Exercise:
Work out how many lines in the records include the word "data", then answer with nothing but that number.

[App and web page records]
<<<<

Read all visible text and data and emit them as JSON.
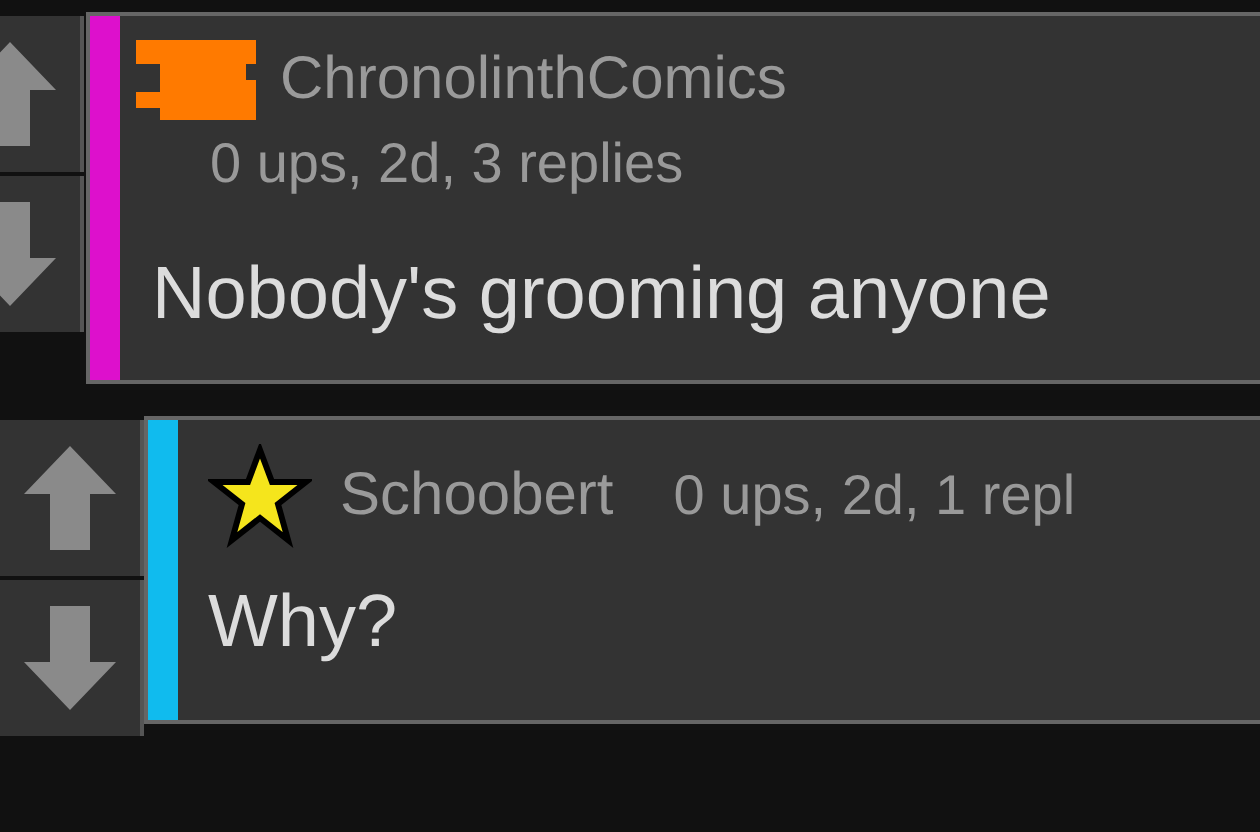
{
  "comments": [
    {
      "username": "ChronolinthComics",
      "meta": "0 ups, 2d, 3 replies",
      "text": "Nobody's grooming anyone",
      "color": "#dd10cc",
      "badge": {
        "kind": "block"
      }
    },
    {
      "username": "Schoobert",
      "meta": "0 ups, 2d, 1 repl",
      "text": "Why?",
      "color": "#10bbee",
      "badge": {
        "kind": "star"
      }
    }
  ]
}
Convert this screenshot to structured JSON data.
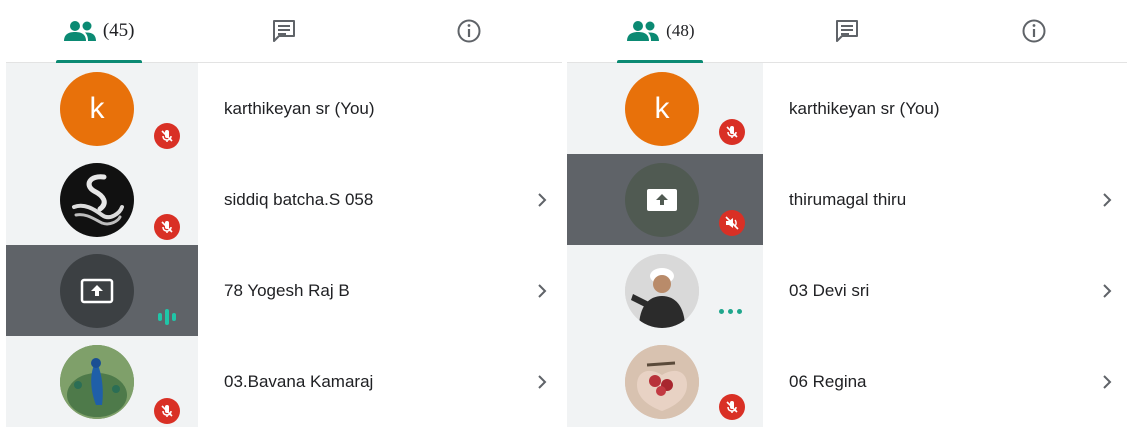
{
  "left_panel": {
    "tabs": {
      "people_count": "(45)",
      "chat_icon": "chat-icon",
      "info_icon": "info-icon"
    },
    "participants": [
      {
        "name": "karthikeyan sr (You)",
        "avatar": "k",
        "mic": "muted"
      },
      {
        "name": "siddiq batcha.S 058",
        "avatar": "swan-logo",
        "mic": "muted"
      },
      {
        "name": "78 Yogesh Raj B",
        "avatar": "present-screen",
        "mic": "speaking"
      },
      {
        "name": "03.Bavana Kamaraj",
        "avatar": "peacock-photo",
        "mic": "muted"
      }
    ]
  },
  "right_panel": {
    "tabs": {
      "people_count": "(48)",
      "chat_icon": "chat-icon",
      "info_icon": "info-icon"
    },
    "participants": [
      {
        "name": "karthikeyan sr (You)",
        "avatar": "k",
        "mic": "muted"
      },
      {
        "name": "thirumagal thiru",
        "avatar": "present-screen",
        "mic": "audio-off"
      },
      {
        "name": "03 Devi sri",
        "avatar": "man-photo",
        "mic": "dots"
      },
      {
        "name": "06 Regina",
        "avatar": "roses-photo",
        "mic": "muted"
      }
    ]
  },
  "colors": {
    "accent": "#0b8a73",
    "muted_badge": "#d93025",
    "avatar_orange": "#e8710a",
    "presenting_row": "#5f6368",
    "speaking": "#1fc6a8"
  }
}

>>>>

Expected output:
2